According to Wikipedia, "Game theory is the study of mathematical models of strategic interactions among rational agents."
Game theory has only limited usefulness for social scientists because society consists of many games, not just one, and these games interact with each other. The world is much more complicated than any single game.
Decades ago, I tried to make chess more like society, converting it into a more complicated game than it already is. On an ocean liner between Honolulu and San Francisco, I was accosted by guy who wanted to play chess. When I informed him that I was not a strong player, he claimed he wasn't either. He lied.
He clobbered me, having memorized standard approaches to chess moves. Mortified, I invented a chess version to force people like him to live by their wits, like I have to.
Flexichess begins like regular chess. But instead of moving a piece players can, within a few limits, change a rule, altering the whole balance of forces on the chessboard. No one can predict how rules will be changed, throwing rascals like my steamship companion off balance.
Later, I converted Flexichess into a team sport, Perplexichess. Teams consisting of 7 players play Flexichess on seven boards.

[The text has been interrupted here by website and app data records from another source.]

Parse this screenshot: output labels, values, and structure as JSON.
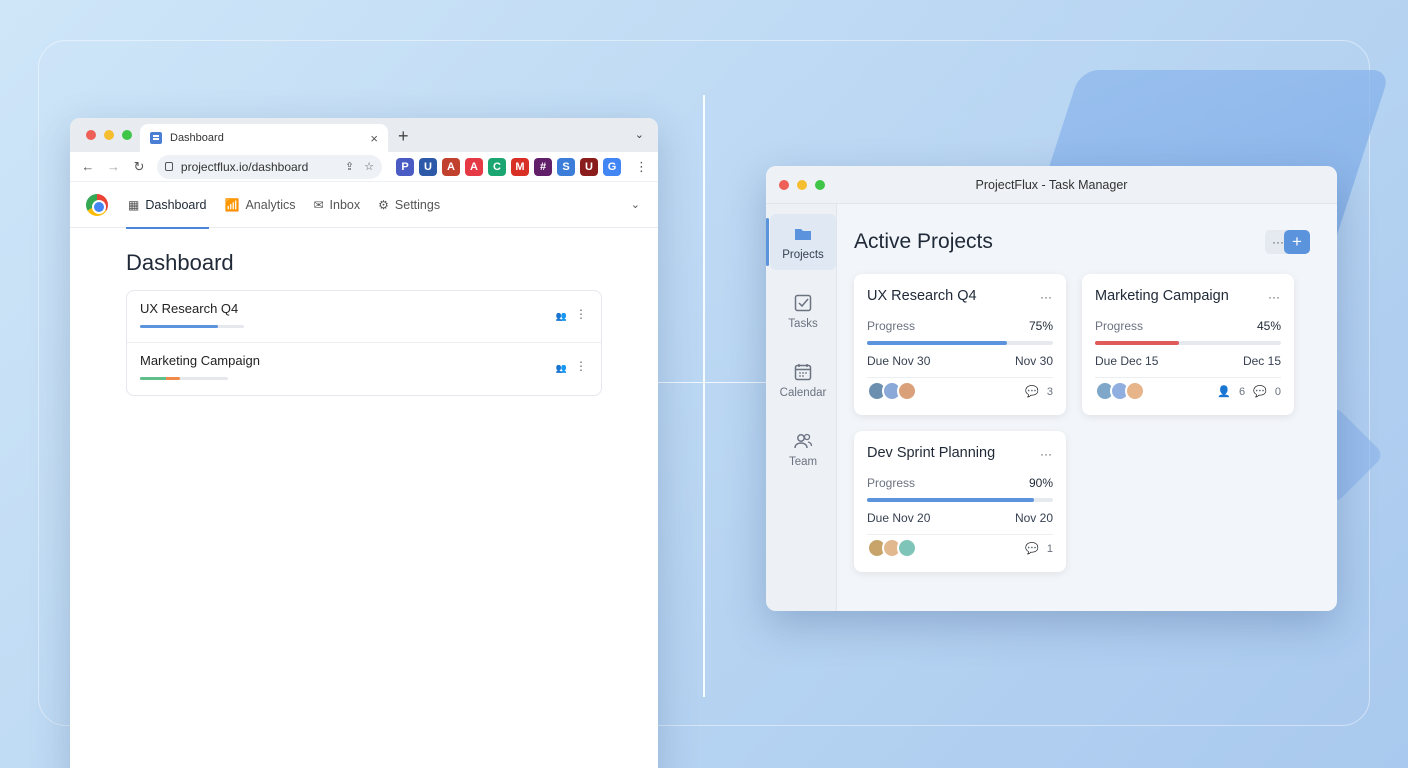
{
  "browser": {
    "tab_title": "Dashboard",
    "tab_close": "×",
    "new_tab": "+",
    "tab_chevron": "⌄",
    "url": "projectflux.io/dashboard",
    "extensions": [
      {
        "icon": "P",
        "color": "#4a5cc4"
      },
      {
        "icon": "U",
        "color": "#2c5aa8"
      },
      {
        "icon": "A",
        "color": "#c2412e"
      },
      {
        "icon": "A",
        "color": "#e63946"
      },
      {
        "icon": "C",
        "color": "#1aa571"
      },
      {
        "icon": "M",
        "color": "#d93025"
      },
      {
        "icon": "#",
        "color": "#611f69"
      },
      {
        "icon": "S",
        "color": "#3b7dd8"
      },
      {
        "icon": "U",
        "color": "#8b1c1c"
      },
      {
        "icon": "G",
        "color": "#4285f4"
      }
    ]
  },
  "nav": {
    "items": [
      {
        "label": "Dashboard",
        "icon": "▦",
        "active": true
      },
      {
        "label": "Analytics",
        "icon": "📶",
        "active": false
      },
      {
        "label": "Inbox",
        "icon": "✉",
        "active": false
      },
      {
        "label": "Settings",
        "icon": "⚙",
        "active": false
      }
    ]
  },
  "dashboard": {
    "title": "Dashboard",
    "rows": [
      {
        "name": "UX Research Q4",
        "progress": 0.75,
        "color": "#5b93dd"
      },
      {
        "name": "Marketing Campaign",
        "progress": 0.45,
        "color": "#5fbf8a",
        "color2": "#f08a4b"
      }
    ]
  },
  "app": {
    "window_title": "ProjectFlux - Task Manager",
    "sidebar": [
      {
        "label": "Projects",
        "icon": "folder-icon",
        "active": true
      },
      {
        "label": "Tasks",
        "icon": "checkbox-icon",
        "active": false
      },
      {
        "label": "Calendar",
        "icon": "calendar-icon",
        "active": false
      },
      {
        "label": "Team",
        "icon": "team-icon",
        "active": false
      }
    ],
    "title": "Active Projects",
    "more_label": "···",
    "add_label": "+",
    "cards": [
      {
        "title": "UX Research Q4",
        "progress_label": "Progress",
        "progress_text": "75%",
        "progress": 0.75,
        "bar_color": "#5b93dd",
        "due": "Due Nov 30",
        "due_short": "Nov 30",
        "comments": "3",
        "members": ""
      },
      {
        "title": "Marketing Campaign",
        "progress_label": "Progress",
        "progress_text": "45%",
        "progress": 0.45,
        "bar_color": "#e05a5a",
        "due": "Due Dec 15",
        "due_short": "Dec 15",
        "comments": "0",
        "members": "6"
      },
      {
        "title": "Dev Sprint Planning",
        "progress_label": "Progress",
        "progress_text": "90%",
        "progress": 0.9,
        "bar_color": "#5b93dd",
        "due": "Due Nov 20",
        "due_short": "Nov 20",
        "comments": "1",
        "members": ""
      }
    ]
  }
}
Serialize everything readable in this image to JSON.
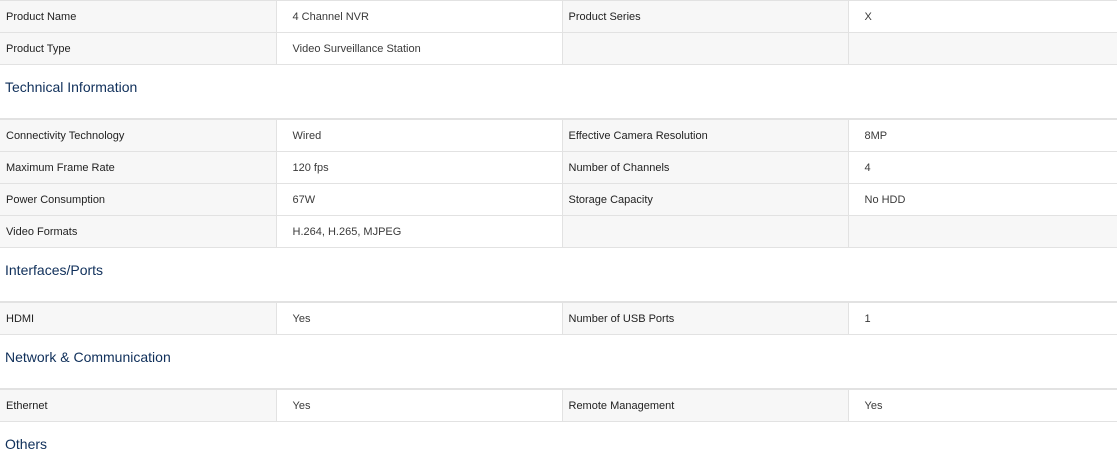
{
  "top_rows": [
    [
      "Product Name",
      "4 Channel NVR",
      "Product Series",
      "X"
    ],
    [
      "Product Type",
      "Video Surveillance Station",
      "",
      ""
    ]
  ],
  "sections": [
    {
      "title": "Technical Information",
      "rows": [
        [
          "Connectivity Technology",
          "Wired",
          "Effective Camera Resolution",
          "8MP"
        ],
        [
          "Maximum Frame Rate",
          "120 fps",
          "Number of Channels",
          "4"
        ],
        [
          "Power Consumption",
          "67W",
          "Storage Capacity",
          "No HDD"
        ],
        [
          "Video Formats",
          "H.264, H.265, MJPEG",
          "",
          ""
        ]
      ]
    },
    {
      "title": "Interfaces/Ports",
      "rows": [
        [
          "HDMI",
          "Yes",
          "Number of USB Ports",
          "1"
        ]
      ]
    },
    {
      "title": "Network & Communication",
      "rows": [
        [
          "Ethernet",
          "Yes",
          "Remote Management",
          "Yes"
        ]
      ]
    }
  ],
  "last_heading": "Others"
}
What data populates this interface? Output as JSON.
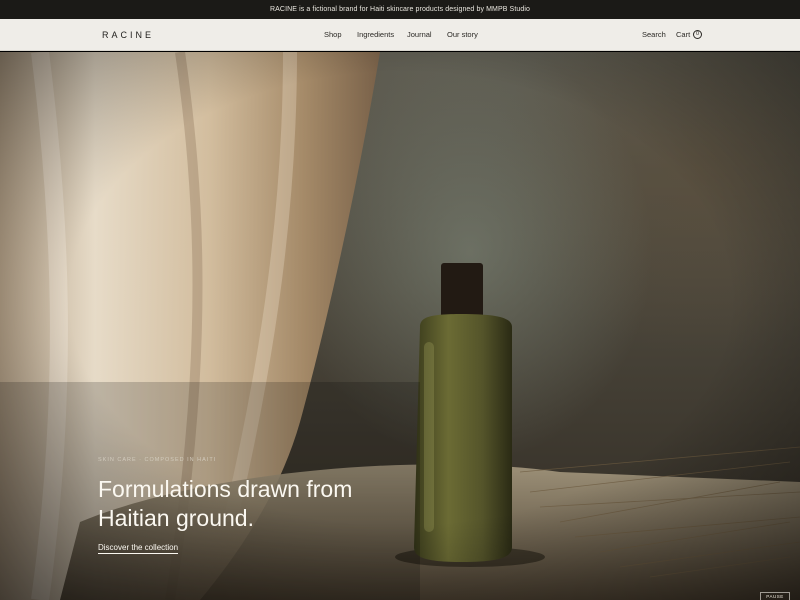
{
  "announcement": {
    "text": "RACINE is a fictional brand for Haiti skincare products designed by MMPB Studio"
  },
  "header": {
    "logo": "RACINE",
    "nav": [
      {
        "label": "Shop"
      },
      {
        "label": "Ingredients"
      },
      {
        "label": "Journal"
      },
      {
        "label": "Our story"
      }
    ],
    "search_label": "Search",
    "cart_label": "Cart",
    "cart_count": "0"
  },
  "hero": {
    "eyebrow": "SKIN CARE · COMPOSED IN HAITI",
    "headline": "Formulations drawn from Haitian ground.",
    "cta_label": "Discover the collection",
    "badge": "PAUSE"
  },
  "colors": {
    "announcement_bg": "#1b1a17",
    "header_bg": "#efede8",
    "text_dark": "#1f1e1b",
    "hero_text": "#fbf8f1"
  },
  "icons": {
    "hero_image": "bottle-still-life-photo"
  }
}
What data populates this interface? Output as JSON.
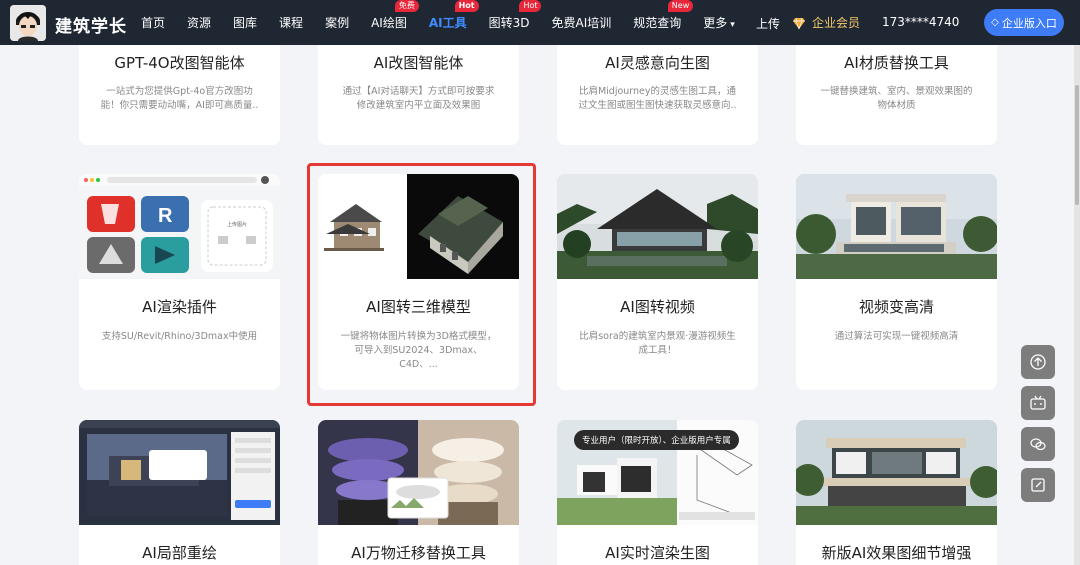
{
  "header": {
    "brand": "建筑学长",
    "nav": [
      {
        "label": "首页"
      },
      {
        "label": "资源"
      },
      {
        "label": "图库"
      },
      {
        "label": "课程"
      },
      {
        "label": "案例"
      },
      {
        "label": "AI绘图",
        "badge": "免费"
      },
      {
        "label": "AI工具",
        "badge": "Hot",
        "active": true
      },
      {
        "label": "图转3D",
        "badge": "Hot"
      },
      {
        "label": "免费AI培训"
      },
      {
        "label": "规范查询",
        "badge": "New"
      },
      {
        "label": "更多"
      }
    ],
    "upload": "上传",
    "vip": "企业会员",
    "phone": "173****4740",
    "enterprise": "企业版入口"
  },
  "cards": [
    {
      "title": "GPT-4O改图智能体",
      "desc": "一站式为您提供Gpt-4o官方改图功能！你只需要动动嘴，AI即可高质量.."
    },
    {
      "title": "AI改图智能体",
      "desc": "通过【AI对话聊天】方式即可按要求修改建筑室内平立面及效果图"
    },
    {
      "title": "AI灵感意向生图",
      "desc": "比肩Midjourney的灵感生图工具，通过文生图或图生图快速获取灵感意向.."
    },
    {
      "title": "AI材质替换工具",
      "desc": "一键替换建筑、室内、景观效果图的物体材质"
    },
    {
      "title": "AI渲染插件",
      "desc": "支持SU/Revit/Rhino/3Dmax中使用",
      "plugin_upload": "上传图片"
    },
    {
      "title": "AI图转三维模型",
      "desc": "一键将物体图片转换为3D格式模型，可导入到SU2024、3Dmax、C4D、..."
    },
    {
      "title": "AI图转视频",
      "desc": "比肩sora的建筑室内景观·漫游视频生成工具！"
    },
    {
      "title": "视频变高清",
      "desc": "通过算法可实现一键视频高清"
    },
    {
      "title": "AI局部重绘",
      "desc": ""
    },
    {
      "title": "AI万物迁移替换工具",
      "desc": ""
    },
    {
      "title": "AI实时渲染生图",
      "desc": "",
      "chip": "专业用户（限时开放）、企业版用户专属"
    },
    {
      "title": "新版AI效果图细节增强",
      "desc": ""
    }
  ],
  "colors": {
    "header_bg": "#1f2733",
    "accent": "#3f8cff",
    "badge": "#e8273b",
    "highlight": "#e53935",
    "vip": "#f3c969"
  }
}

On top of this a team's eighth member—a grand strategist—can move pieces to the same location on another board if it is unoccupied, without taking turns with the other grand strategist!. The grand strategist's goal is to win a majority of the boards.
The main game many people play, especially in poor countries or among poorer people in rich countries, simply seeks physical survival.
Board players, playing Flexichess rationally, may be defeated because their team's grand strategist sacrificed their board by moving key pieces to a board where they were worth more.
Since it has many games going on simultaneously at two different levels, Perplexichess is very complicated. But it is still much less complicated than human societies are.
The world is made up of a vast number of different "games" simultaneously played by seven billion people. The main game many people play, especially in poor countries or among poorer people in rich countries, simply seeks physical survival.
Other people may be playing romantic games. And there are an endless number of games played by individuals in corporations, labor unions, churches, schools and universities, interest groups, hospitals, and charitable organizations.
Most individuals are playing several different games.
At a still higher level we find games played by politicians seeking appointment or election to high government positions.
The winners in these political games find themselves in games at a still higher level, seeking to protect themselves from challengers. While they remain in power, many of them may seek to advantage their own glory and their government at the expense of others, sometimes even getting their countries into wars.
As in Perplexichess, the games played at a higher level of society can throw the games of people playing at a lower level into total chaos. For example, a student planning to become a scientist might be drafted to fight a war in some country with which he (or she, in some countries) has no connection, concern, or knowledge.
On 9-11 many financial executives working in the Twin Towers found their professional games, and their lives, undone by a game played by the fanatics who crashed hijacked airliners into their buildings.
Lower level games can also confound those playing higher level games. National leaders attempting to minimize injuries caused by Covid have been frustrated by games played by governors, political opportunists, and foreign enemies who injected divisive social media memes into our society.
No wonder it is nearly impossible to predict what is going to happen next! And the complexity caused by the interactions of multiple games also makes it difficult to understand what has already gone on, creating opportunities for crazy conspiracy theories to catch on.
A conspiracy theory can be simple and consistent, whereas reality is often messy.